Below are records; report the number of lines among them that include the word "icon", and nothing further.

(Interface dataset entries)
* * *
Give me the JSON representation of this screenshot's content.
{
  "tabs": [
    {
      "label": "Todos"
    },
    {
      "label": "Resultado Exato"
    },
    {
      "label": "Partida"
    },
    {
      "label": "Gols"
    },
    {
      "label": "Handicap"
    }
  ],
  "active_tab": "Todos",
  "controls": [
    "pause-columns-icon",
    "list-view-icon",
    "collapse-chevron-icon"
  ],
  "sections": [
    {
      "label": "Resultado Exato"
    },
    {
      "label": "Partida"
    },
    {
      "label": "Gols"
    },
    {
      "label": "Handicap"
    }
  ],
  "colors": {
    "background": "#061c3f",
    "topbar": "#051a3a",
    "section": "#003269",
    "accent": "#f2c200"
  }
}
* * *
_Solution to this problem_
3